**Task statement**. The text of every record, exactly as given and with no pictures, should be your output.
-- Opening Marker --
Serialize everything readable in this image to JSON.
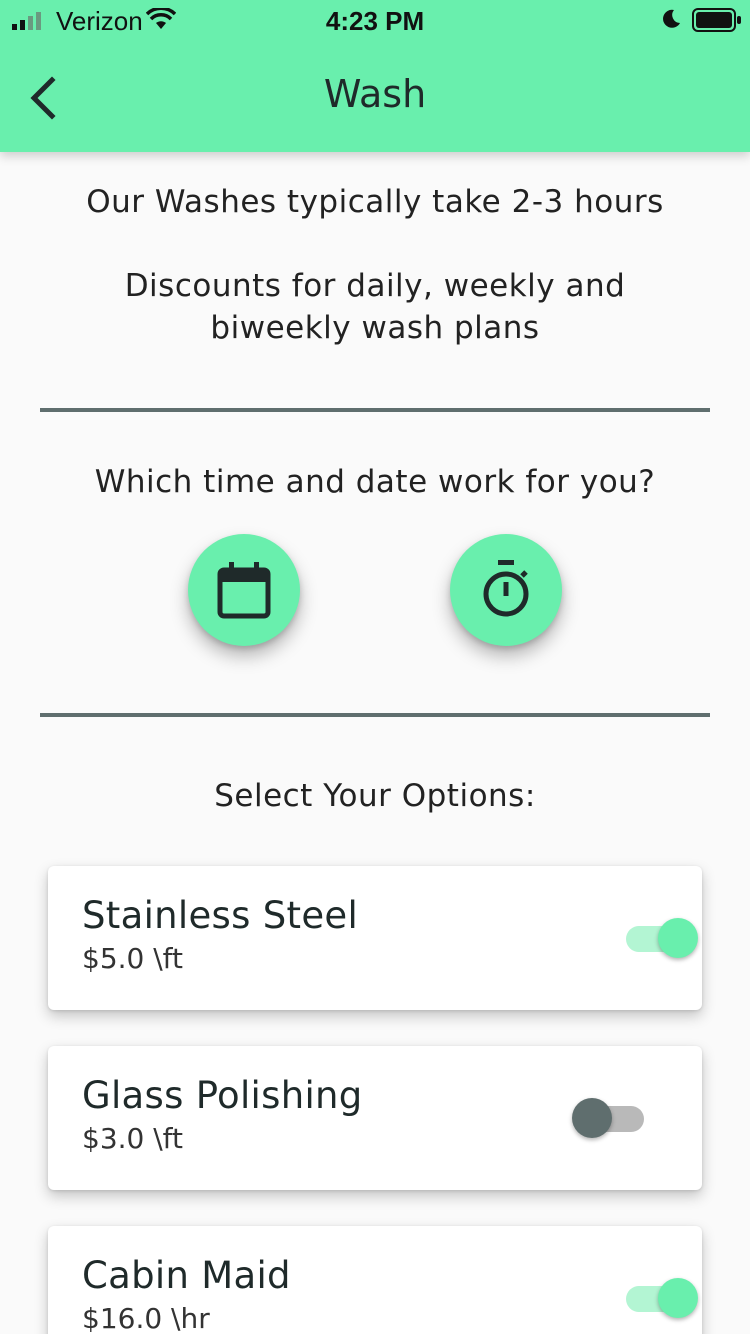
{
  "status_bar": {
    "carrier": "Verizon",
    "time": "4:23 PM"
  },
  "app_bar": {
    "title": "Wash"
  },
  "info": {
    "duration": "Our Washes typically take 2-3 hours",
    "discount_line1": "Discounts for daily, weekly and",
    "discount_line2": "biweekly wash plans"
  },
  "schedule": {
    "prompt": "Which time and date work for you?",
    "date_icon": "calendar-icon",
    "time_icon": "timer-icon"
  },
  "options": {
    "heading": "Select Your Options:",
    "items": [
      {
        "name": "Stainless Steel",
        "price": "$5.0 \\ft",
        "enabled": true
      },
      {
        "name": "Glass Polishing",
        "price": "$3.0 \\ft",
        "enabled": false
      },
      {
        "name": "Cabin Maid",
        "price": "$16.0 \\hr",
        "enabled": true
      }
    ]
  },
  "colors": {
    "accent": "#69efad",
    "divider": "#5f6e6e",
    "background": "#fafafa"
  }
}
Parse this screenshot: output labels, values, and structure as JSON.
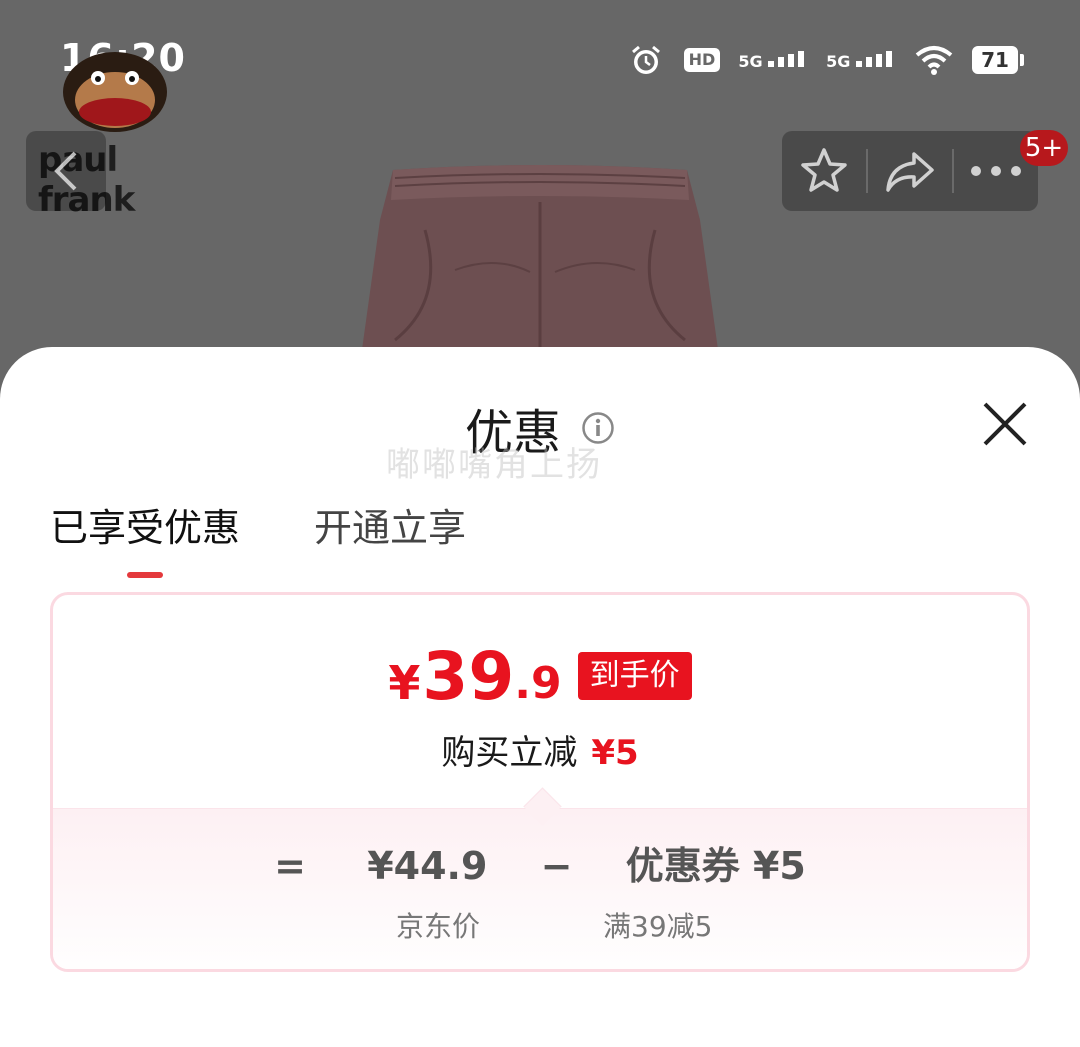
{
  "status_bar": {
    "time": "16:20",
    "battery": "71",
    "signal1": "5G",
    "signal2": "5G",
    "hd": "HD"
  },
  "brand": {
    "logo_text": "paul frank"
  },
  "header": {
    "cart_badge": "5+"
  },
  "sheet": {
    "title": "优惠",
    "watermark": "嘟嘟嘴角上扬",
    "tabs": [
      {
        "label": "已享受优惠",
        "active": true
      },
      {
        "label": "开通立享",
        "active": false
      }
    ]
  },
  "price": {
    "currency": "¥",
    "integer": "39",
    "decimal": ".9",
    "tag": "到手价",
    "reduce_label": "购买立减",
    "reduce_amount": "¥5"
  },
  "formula": {
    "eq": "=",
    "base_price": "¥44.9",
    "minus": "−",
    "coupon": "优惠券 ¥5",
    "base_label": "京东价",
    "coupon_label": "满39减5"
  },
  "colors": {
    "accent": "#e8131f",
    "tab_underline": "#e4393c",
    "card_border": "#fbd9e1"
  },
  "icons": [
    "back-icon",
    "star-icon",
    "share-icon",
    "more-icon",
    "info-icon",
    "close-icon",
    "alarm-icon",
    "wifi-icon"
  ]
}
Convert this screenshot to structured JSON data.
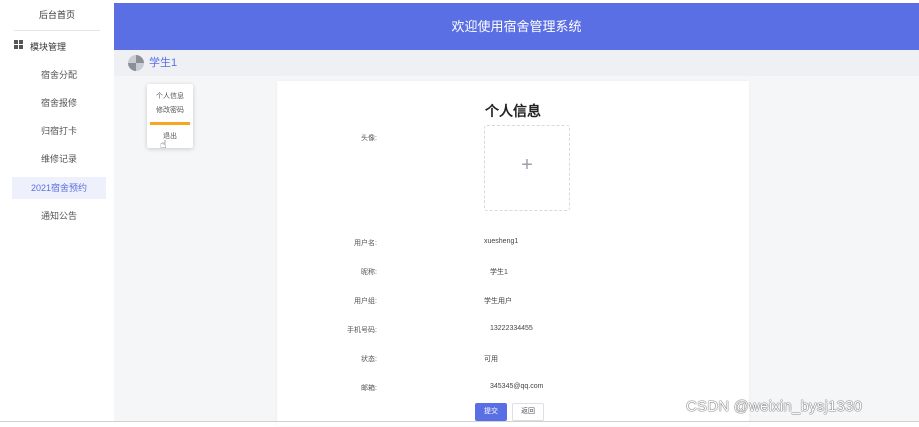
{
  "sidebar": {
    "title": "后台首页",
    "manage_label": "模块管理",
    "items": [
      {
        "label": "宿舍分配"
      },
      {
        "label": "宿舍报修"
      },
      {
        "label": "归宿打卡"
      },
      {
        "label": "维修记录"
      },
      {
        "label": "2021宿舍预约"
      },
      {
        "label": "通知公告"
      }
    ],
    "active_index": 4
  },
  "header": {
    "title": "欢迎使用宿舍管理系统"
  },
  "user": {
    "name": "学生1"
  },
  "dropdown": {
    "items": [
      {
        "label": "个人信息"
      },
      {
        "label": "修改密码"
      },
      {
        "label": "退出"
      }
    ]
  },
  "profile": {
    "title": "个人信息",
    "avatar_label": "头像:",
    "upload_plus": "+",
    "fields": [
      {
        "label": "用户名:",
        "value": "xuesheng1"
      },
      {
        "label": "昵称:",
        "value": "学生1"
      },
      {
        "label": "用户组:",
        "value": "学生用户"
      },
      {
        "label": "手机号码:",
        "value": "13222334455"
      },
      {
        "label": "状态:",
        "value": "可用"
      },
      {
        "label": "邮箱:",
        "value": "345345@qq.com"
      }
    ],
    "submit_label": "提交",
    "reset_label": "返回"
  },
  "watermark": "CSDN @weixin_bysj1330",
  "colors": {
    "primary": "#5b6fe5",
    "accent": "#f5a623",
    "active_bg": "#eef1fb"
  }
}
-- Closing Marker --
**Written response**.
Serialize everything readable in this image to JSON.
{
  "status_bar": {
    "carrier": "Verizon",
    "time": "4:23 PM"
  },
  "app_bar": {
    "title": "Wash"
  },
  "info": {
    "duration": "Our Washes typically take 2-3 hours",
    "discount_line1": "Discounts for daily, weekly and",
    "discount_line2": "biweekly wash plans"
  },
  "schedule": {
    "prompt": "Which time and date work for you?",
    "date_icon": "calendar-icon",
    "time_icon": "timer-icon"
  },
  "options": {
    "heading": "Select Your Options:",
    "items": [
      {
        "name": "Stainless Steel",
        "price": "$5.0 \\ft",
        "enabled": true
      },
      {
        "name": "Glass Polishing",
        "price": "$3.0 \\ft",
        "enabled": false
      },
      {
        "name": "Cabin Maid",
        "price": "$16.0 \\hr",
        "enabled": true
      }
    ]
  },
  "colors": {
    "accent": "#69efad",
    "divider": "#5f6e6e",
    "background": "#fafafa"
  }
}
Parse this screenshot: output labels, values, and structure as JSON.
{
  "status_bar": {
    "time": "16:20",
    "battery": "71",
    "signal1": "5G",
    "signal2": "5G",
    "hd": "HD"
  },
  "brand": {
    "logo_text": "paul frank"
  },
  "header": {
    "cart_badge": "5+"
  },
  "sheet": {
    "title": "优惠",
    "watermark": "嘟嘟嘴角上扬",
    "tabs": [
      {
        "label": "已享受优惠",
        "active": true
      },
      {
        "label": "开通立享",
        "active": false
      }
    ]
  },
  "price": {
    "currency": "¥",
    "integer": "39",
    "decimal": ".9",
    "tag": "到手价",
    "reduce_label": "购买立减",
    "reduce_amount": "¥5"
  },
  "formula": {
    "eq": "=",
    "base_price": "¥44.9",
    "minus": "−",
    "coupon": "优惠券 ¥5",
    "base_label": "京东价",
    "coupon_label": "满39减5"
  },
  "colors": {
    "accent": "#e8131f",
    "tab_underline": "#e4393c",
    "card_border": "#fbd9e1"
  },
  "icons": [
    "back-icon",
    "star-icon",
    "share-icon",
    "more-icon",
    "info-icon",
    "close-icon",
    "alarm-icon",
    "wifi-icon"
  ]
}
Convert this screenshot to structured JSON data.
{
  "sidebar": {
    "title": "后台首页",
    "manage_label": "模块管理",
    "items": [
      {
        "label": "宿舍分配"
      },
      {
        "label": "宿舍报修"
      },
      {
        "label": "归宿打卡"
      },
      {
        "label": "维修记录"
      },
      {
        "label": "2021宿舍预约"
      },
      {
        "label": "通知公告"
      }
    ],
    "active_index": 4
  },
  "header": {
    "title": "欢迎使用宿舍管理系统"
  },
  "user": {
    "name": "学生1"
  },
  "dropdown": {
    "items": [
      {
        "label": "个人信息"
      },
      {
        "label": "修改密码"
      },
      {
        "label": "退出"
      }
    ]
  },
  "profile": {
    "title": "个人信息",
    "avatar_label": "头像:",
    "upload_plus": "+",
    "fields": [
      {
        "label": "用户名:",
        "value": "xuesheng1"
      },
      {
        "label": "昵称:",
        "value": "学生1"
      },
      {
        "label": "用户组:",
        "value": "学生用户"
      },
      {
        "label": "手机号码:",
        "value": "13222334455"
      },
      {
        "label": "状态:",
        "value": "可用"
      },
      {
        "label": "邮箱:",
        "value": "345345@qq.com"
      }
    ],
    "submit_label": "提交",
    "reset_label": "返回"
  },
  "watermark": "CSDN @weixin_bysj1330",
  "colors": {
    "primary": "#5b6fe5",
    "accent": "#f5a623",
    "active_bg": "#eef1fb"
  }
}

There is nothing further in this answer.